The city of Melbourne can be observed on the mainland, on the shores of Port Phillip, a large bay in southern Victoria, Australia. Geographically, the bay covers 1930 km2 and the shore stretches roughly 264 km. Although it is extremely shallow for its size, most of the bay is navigable.

Corner Inlet Along Coast of Victoria, Australia

38.7S 146.3E

December 23rd, 2009 Category: Snapshots

Australia - November 17th, 2009

Australia - November 17th, 2009

Corner Inlet is a 600 km2 bay, 200 km south-east of Melbourne, in South Gippsland, Victoria, Australia. It is visible along the southernmost extension of the coastline in this image. Of Victoria’s large bays it is both the easternmost and the warmest.

Corner Inlet contains intertidal mudflats, mangroves, salt marsh and seagrass meadows. It is sheltered from the surf of the Bass Strait by a complex of 40 sandy barrier islands, the largest of which are Snake, Sunday and Saint Margaret Islands. It adjoins Wilsons Promontory in the west, extends to Ninety Mile Beach in the east, and supports large numbers of migratory waders and other birds as well a rich marine flora and fauna.

It is protected as a Ramsar site, by the Nooramunga and Corner Inlet Marine and Coastal Parks, and by part of it lying within the 1550 ha Corner Inlet Marine National Park. However, the surrounding land was originally covered by forest which has mostly since been cleared.

Vegetation Index of Coastal Victoria and New South Wales, Australia

37.8S 144.9E

December 12th, 2009 Category: Climate Change

Australia - November 17th, 2009

Australia - November 17th, 2009

The vegetated coastal areas of the Australian states of Victoria (below) and New South Wales (above) appear as a green band in this FAPAR image. FAPAR, or Fraction of Absorbed Photosynthetically Active Radiation, corresponds to the vegetation index of a given area.

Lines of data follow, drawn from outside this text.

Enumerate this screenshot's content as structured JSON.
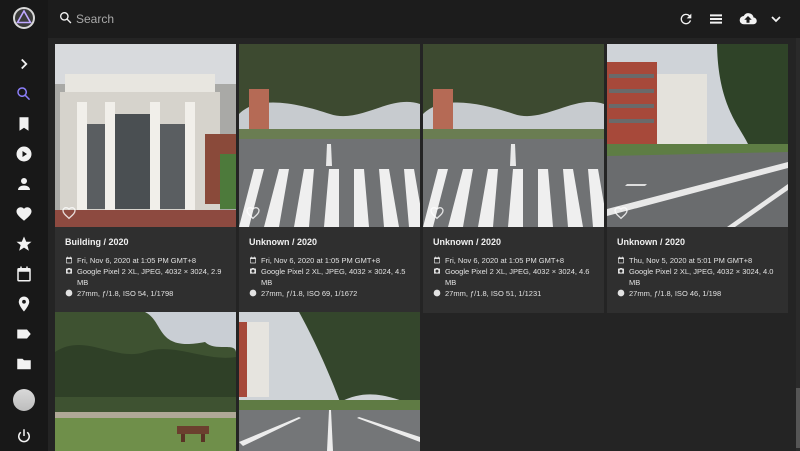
{
  "search": {
    "placeholder": "Search"
  },
  "cards": [
    {
      "title": "Building / 2020",
      "date": "Fri, Nov 6, 2020 at 1:05 PM GMT+8",
      "camera": "Google Pixel 2 XL, JPEG, 4032 × 3024, 2.9 MB",
      "exif": "27mm, ƒ/1.8, ISO 54, 1/1798"
    },
    {
      "title": "Unknown / 2020",
      "date": "Fri, Nov 6, 2020 at 1:05 PM GMT+8",
      "camera": "Google Pixel 2 XL, JPEG, 4032 × 3024, 4.5 MB",
      "exif": "27mm, ƒ/1.8, ISO 69, 1/1672"
    },
    {
      "title": "Unknown / 2020",
      "date": "Fri, Nov 6, 2020 at 1:05 PM GMT+8",
      "camera": "Google Pixel 2 XL, JPEG, 4032 × 3024, 4.6 MB",
      "exif": "27mm, ƒ/1.8, ISO 51, 1/1231"
    },
    {
      "title": "Unknown / 2020",
      "date": "Thu, Nov 5, 2020 at 5:01 PM GMT+8",
      "camera": "Google Pixel 2 XL, JPEG, 4032 × 3024, 4.0 MB",
      "exif": "27mm, ƒ/1.8, ISO 46, 1/198"
    }
  ],
  "sidebar_icons": [
    "expand-icon",
    "search-icon",
    "bookmark-icon",
    "play-icon",
    "person-icon",
    "heart-icon",
    "star-icon",
    "calendar-icon",
    "place-icon",
    "label-icon",
    "folder-icon",
    "avatar",
    "power-icon"
  ],
  "toolbar_icons": [
    "refresh-icon",
    "list-view-icon",
    "upload-icon",
    "chevron-down-icon"
  ],
  "colors": {
    "accent": "#8a7df7",
    "background": "#242424",
    "sidebar": "#181818",
    "card": "#2f2f2f"
  }
}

In FAPAR images, the color spectrum over land runs from red (1.0), to green, to yellow and white (0.0), while bodies of water appear blue. Here, the most photosynthetically active (red) areas are in the south near Melbourne. Much of this area is within national parks such as Alpine National Park, east of the city, Grampians National Park, west of Melbourne, and Wyperfeld National Park, northwest of the city.